Moving to a metropolitan city turns one’s life around 180 degrees! Meeting new people, engaging oneself in dialogue and discussions, looking after oneself because no one else will- opens our eyes to the real world. A world where no matter how good one might think they are, they will always find an equal, if not better, match. A place where one realises that they will soon be expected to shoulder serious responsibilities, to get one’s life together and to prove one’s mettle while they are at it; where a line of distinction is drawn between being well-trained and being well educated; where one finally comes to realise that test scores are really just numbers, often proving to be an inadequate parameter to judge a person’s true calibre. All this, if one does not lose their sanity in the bright lights and loud music, of course.

The flip side is a different story. For someone who has led a simplistic lifestyle, it may be too scary to cope up with life in the city. For them, the competition is too fierce, the pressure too high, the voices too loud, the choices too extreme, the expectations too burdensome and life too twisted. They often lose themselves in the search of things that are far beyond their reach.


Having lived in a metropolitan for some time now, makes me wonder, like any other small town person, as to where my life is headed. While big cities offer varied opportunities, they also baffle young minds. A hundred different people narrating a hundred different versions of a strange tale-what to do and what not to do. Enveloped in such surroundings, it can be difficult to hold on to one’s ground. But amidst all this, there is an invisible force drawing us back to the city. The city which teaches one that none will ever know them the way they know themselves and that one may never know someone else too well either; the city that encourages one to embrace challenges and take risks; that which pushes one to stand right back up after every fall; that which reminds one that people will come and go but the only thing one can constantly hold onto is the self- mind and soul intact; that which trains one to believe and to never underestimate the wonders of honest hard work. This city- your city- ensures that YOU never give up.

Being a student myself, it is not hard for me to imagine how much one can miss being home, how empty life can seem without good friends at one’s immediate disposal, how lonely one can get even in a crowd of thousands, how comforting it is to sit among family cradled in all of the universe’s love and affection and how satisfying maa ke haath ka khaana can taste. But if you ask me, I will tell you that there is a calling within each of us that makes us miss the city life, makes us want to go back. Because, yes, home will always be home; and ghar ka khaana is irreplaceable; and playing Holi with college friends and colleagues will never be as much fun as playing with kids in the colony; but none of this is the key to the future of our dreams. The city is. The inclination towards being independent is not something one can easily give up. We all like being less answerable, we all appreciate our privacy and space being respected. So when one sets their heart to conquering a milestone, they make their peace with distances, inconveniences and memories. After all, home is where the heart is.

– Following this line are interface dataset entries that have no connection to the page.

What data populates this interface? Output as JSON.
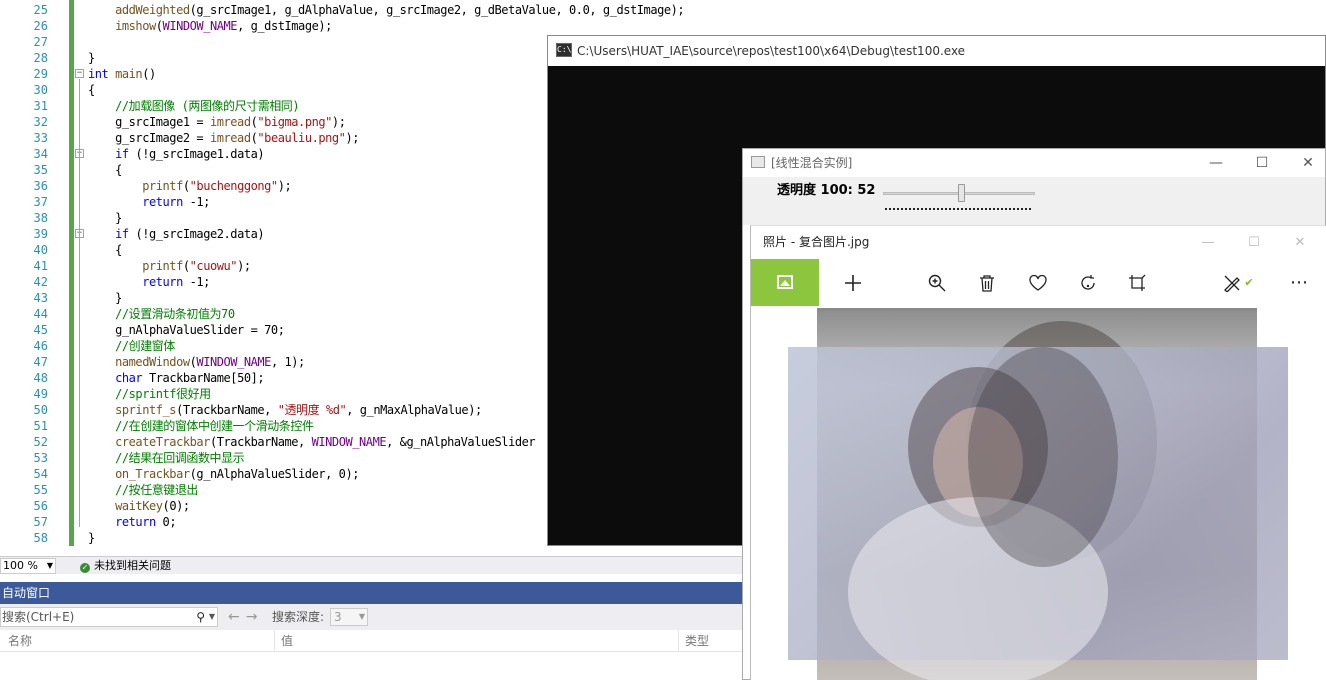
{
  "editor": {
    "lines": [
      {
        "n": "25",
        "code": [
          [
            "",
            "    "
          ],
          [
            "fn",
            "addWeighted"
          ],
          [
            "",
            "(g_srcImage1, g_dAlphaValue, g_srcImage2, g_dBetaValue, 0.0, g_dstImage);"
          ]
        ]
      },
      {
        "n": "26",
        "code": [
          [
            "",
            "    "
          ],
          [
            "fn",
            "imshow"
          ],
          [
            "",
            "("
          ],
          [
            "mac",
            "WINDOW_NAME"
          ],
          [
            "",
            ", g_dstImage);"
          ]
        ]
      },
      {
        "n": "27",
        "code": [
          [
            "",
            ""
          ]
        ]
      },
      {
        "n": "28",
        "code": [
          [
            "",
            "}"
          ]
        ]
      },
      {
        "n": "29",
        "code": [
          [
            "kw",
            "int"
          ],
          [
            "",
            " "
          ],
          [
            "fn",
            "main"
          ],
          [
            "",
            "()"
          ]
        ]
      },
      {
        "n": "30",
        "code": [
          [
            "",
            "{"
          ]
        ]
      },
      {
        "n": "31",
        "code": [
          [
            "",
            "    "
          ],
          [
            "cm",
            "//加载图像 (两图像的尺寸需相同)"
          ]
        ]
      },
      {
        "n": "32",
        "code": [
          [
            "",
            "    g_srcImage1 = "
          ],
          [
            "fn",
            "imread"
          ],
          [
            "",
            "("
          ],
          [
            "st",
            "\"bigma.png\""
          ],
          [
            "",
            ");"
          ]
        ]
      },
      {
        "n": "33",
        "code": [
          [
            "",
            "    g_srcImage2 = "
          ],
          [
            "fn",
            "imread"
          ],
          [
            "",
            "("
          ],
          [
            "st",
            "\"beauliu.png\""
          ],
          [
            "",
            ");"
          ]
        ]
      },
      {
        "n": "34",
        "code": [
          [
            "",
            "    "
          ],
          [
            "kw",
            "if"
          ],
          [
            "",
            " (!g_srcImage1.data)"
          ]
        ]
      },
      {
        "n": "35",
        "code": [
          [
            "",
            "    {"
          ]
        ]
      },
      {
        "n": "36",
        "code": [
          [
            "",
            "        "
          ],
          [
            "fn",
            "printf"
          ],
          [
            "",
            "("
          ],
          [
            "st",
            "\"buchenggong\""
          ],
          [
            "",
            ");"
          ]
        ]
      },
      {
        "n": "37",
        "code": [
          [
            "",
            "        "
          ],
          [
            "kw",
            "return"
          ],
          [
            "",
            " -1;"
          ]
        ]
      },
      {
        "n": "38",
        "code": [
          [
            "",
            "    }"
          ]
        ]
      },
      {
        "n": "39",
        "code": [
          [
            "",
            "    "
          ],
          [
            "kw",
            "if"
          ],
          [
            "",
            " (!g_srcImage2.data)"
          ]
        ]
      },
      {
        "n": "40",
        "code": [
          [
            "",
            "    {"
          ]
        ]
      },
      {
        "n": "41",
        "code": [
          [
            "",
            "        "
          ],
          [
            "fn",
            "printf"
          ],
          [
            "",
            "("
          ],
          [
            "st",
            "\"cuowu\""
          ],
          [
            "",
            ");"
          ]
        ]
      },
      {
        "n": "42",
        "code": [
          [
            "",
            "        "
          ],
          [
            "kw",
            "return"
          ],
          [
            "",
            " -1;"
          ]
        ]
      },
      {
        "n": "43",
        "code": [
          [
            "",
            "    }"
          ]
        ]
      },
      {
        "n": "44",
        "code": [
          [
            "",
            "    "
          ],
          [
            "cm",
            "//设置滑动条初值为70"
          ]
        ]
      },
      {
        "n": "45",
        "code": [
          [
            "",
            "    g_nAlphaValueSlider = 70;"
          ]
        ]
      },
      {
        "n": "46",
        "code": [
          [
            "",
            "    "
          ],
          [
            "cm",
            "//创建窗体"
          ]
        ]
      },
      {
        "n": "47",
        "code": [
          [
            "",
            "    "
          ],
          [
            "fn",
            "namedWindow"
          ],
          [
            "",
            "("
          ],
          [
            "mac",
            "WINDOW_NAME"
          ],
          [
            "",
            ", 1);"
          ]
        ]
      },
      {
        "n": "48",
        "code": [
          [
            "",
            "    "
          ],
          [
            "kw",
            "char"
          ],
          [
            "",
            " TrackbarName[50];"
          ]
        ]
      },
      {
        "n": "49",
        "code": [
          [
            "",
            "    "
          ],
          [
            "cm",
            "//sprintf很好用"
          ]
        ]
      },
      {
        "n": "50",
        "code": [
          [
            "",
            "    "
          ],
          [
            "fn",
            "sprintf_s"
          ],
          [
            "",
            "(TrackbarName, "
          ],
          [
            "st",
            "\"透明度 %d\""
          ],
          [
            "",
            ", g_nMaxAlphaValue);"
          ]
        ]
      },
      {
        "n": "51",
        "code": [
          [
            "",
            "    "
          ],
          [
            "cm",
            "//在创建的窗体中创建一个滑动条控件"
          ]
        ]
      },
      {
        "n": "52",
        "code": [
          [
            "",
            "    "
          ],
          [
            "fn",
            "createTrackbar"
          ],
          [
            "",
            "(TrackbarName, "
          ],
          [
            "mac",
            "WINDOW_NAME"
          ],
          [
            "",
            ", &g_nAlphaValueSlider"
          ]
        ]
      },
      {
        "n": "53",
        "code": [
          [
            "",
            "    "
          ],
          [
            "cm",
            "//结果在回调函数中显示"
          ]
        ]
      },
      {
        "n": "54",
        "code": [
          [
            "",
            "    "
          ],
          [
            "fn",
            "on_Trackbar"
          ],
          [
            "",
            "(g_nAlphaValueSlider, 0);"
          ]
        ]
      },
      {
        "n": "55",
        "code": [
          [
            "",
            "    "
          ],
          [
            "cm",
            "//按任意键退出"
          ]
        ]
      },
      {
        "n": "56",
        "code": [
          [
            "",
            "    "
          ],
          [
            "fn",
            "waitKey"
          ],
          [
            "",
            "(0);"
          ]
        ]
      },
      {
        "n": "57",
        "code": [
          [
            "",
            "    "
          ],
          [
            "kw",
            "return"
          ],
          [
            "",
            " 0;"
          ]
        ]
      },
      {
        "n": "58",
        "code": [
          [
            "",
            "}"
          ]
        ]
      }
    ],
    "zoom": "100 %",
    "issues_text": "未找到相关问题"
  },
  "autos": {
    "title": "自动窗口",
    "search_placeholder": "搜索(Ctrl+E)",
    "depth_label": "搜索深度:",
    "depth_value": "3",
    "columns": [
      "名称",
      "值",
      "类型"
    ]
  },
  "console": {
    "title": "C:\\Users\\HUAT_IAE\\source\\repos\\test100\\x64\\Debug\\test100.exe",
    "icon_text": "C:\\"
  },
  "cv_window": {
    "title": "[线性混合实例]",
    "trackbar_label": "透明度 100: 52",
    "trackbar_value": 52,
    "trackbar_max": 100
  },
  "photos": {
    "title": "照片 - 复合图片.jpg",
    "minimize": "—",
    "maximize": "☐",
    "close": "✕"
  },
  "colors": {
    "accent_green": "#8cc63e",
    "vs_blue": "#3c5a9a",
    "change_bar": "#57a64a"
  }
}
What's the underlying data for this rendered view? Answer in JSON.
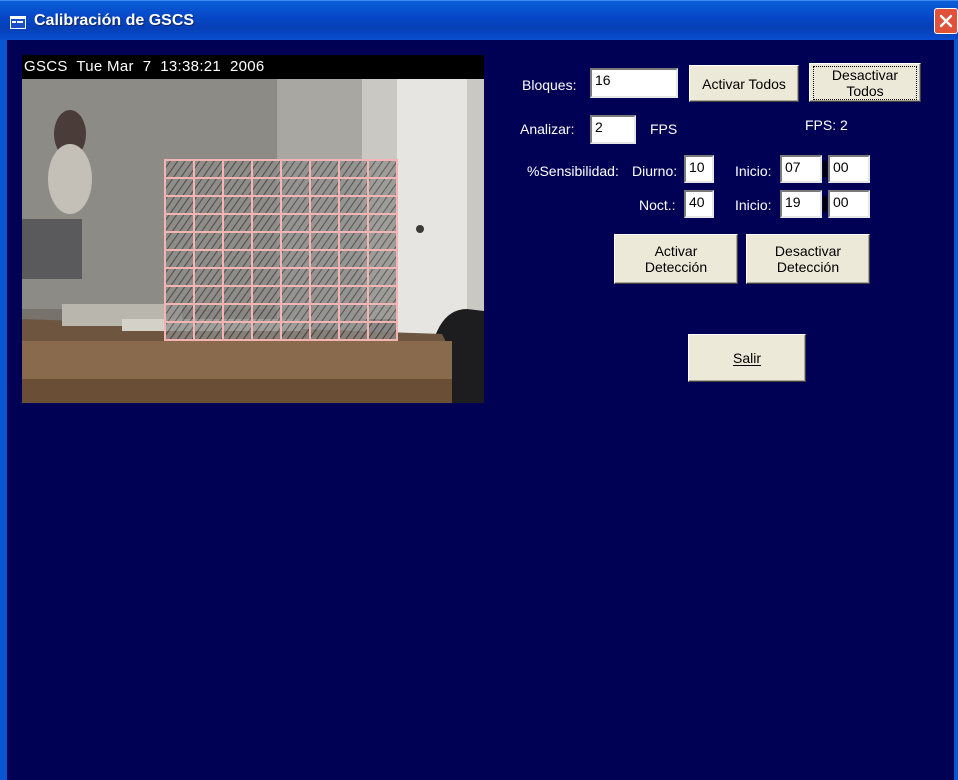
{
  "window": {
    "title": "Calibración de GSCS"
  },
  "video": {
    "overlay_text": "GSCS  Tue Mar  7  13:38:21  2006",
    "grid": {
      "rows": 10,
      "cols": 8,
      "color": "#f4b4b4"
    }
  },
  "controls": {
    "bloques_label": "Bloques:",
    "bloques_value": "16",
    "activar_todos": "Activar Todos",
    "desactivar_todos_line1": "Desactivar",
    "desactivar_todos_line2": "Todos",
    "analizar_label": "Analizar:",
    "analizar_value": "2",
    "fps_unit": "FPS",
    "fps_status": "FPS: 2",
    "sensibilidad_label": "%Sensibilidad:",
    "diurno_label": "Diurno:",
    "diurno_value": "10",
    "inicio_label_1": "Inicio:",
    "diurno_hour": "07",
    "diurno_min": "00",
    "noct_label": "Noct.:",
    "noct_value": "40",
    "inicio_label_2": "Inicio:",
    "noct_hour": "19",
    "noct_min": "00",
    "activar_deteccion_line1": "Activar",
    "activar_deteccion_line2": "Detección",
    "desactivar_deteccion_line1": "Desactivar",
    "desactivar_deteccion_line2": "Detección",
    "salir_label": "Salir"
  },
  "colors": {
    "background": "#000055",
    "titlebar": "#0648c8",
    "button_face": "#ece9d8"
  }
}
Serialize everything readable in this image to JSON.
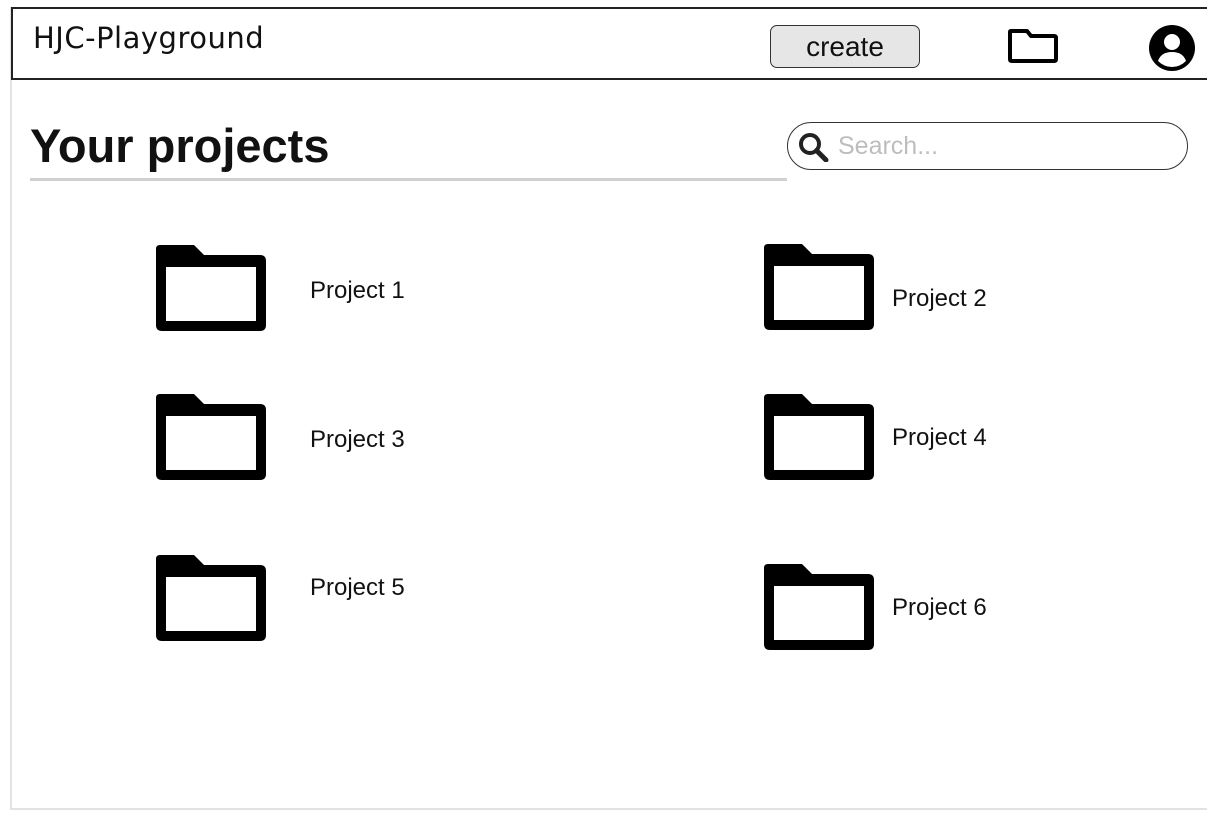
{
  "header": {
    "app_title": "HJC-Playground",
    "create_label": "create",
    "folder_icon": "folder-icon",
    "user_icon": "user-circle-icon"
  },
  "main": {
    "title": "Your projects",
    "search": {
      "placeholder": "Search...",
      "value": "",
      "icon": "search-icon"
    }
  },
  "projects": [
    {
      "label": "Project 1",
      "icon": "folder-icon"
    },
    {
      "label": "Project 2",
      "icon": "folder-icon"
    },
    {
      "label": "Project 3",
      "icon": "folder-icon"
    },
    {
      "label": "Project 4",
      "icon": "folder-icon"
    },
    {
      "label": "Project 5",
      "icon": "folder-icon"
    },
    {
      "label": "Project 6",
      "icon": "folder-icon"
    }
  ],
  "colors": {
    "icon": "#000000",
    "button_bg": "#e6e6e6",
    "placeholder": "#bdbdbd"
  }
}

In retrospection, one may eventually come to terms with the fact that they may not be the same person they were three years ago. That they now understand better, analyse better and perceive better. One’s problems have escalated from acquiring permission to watch a movie with friends to persistently fighting the dedicated battle against losing oneself in the crowd. Priorities have changed from buying that SUV to sending one’s parents on a holiday that they rightfully deserve. Realisation dawns upon us kids that we probably are our own superheroes. And the city plays a pivotal role in teaching us this.

Growing up may not have been the best thing that happened to us, but the city does make it one hell of a ride!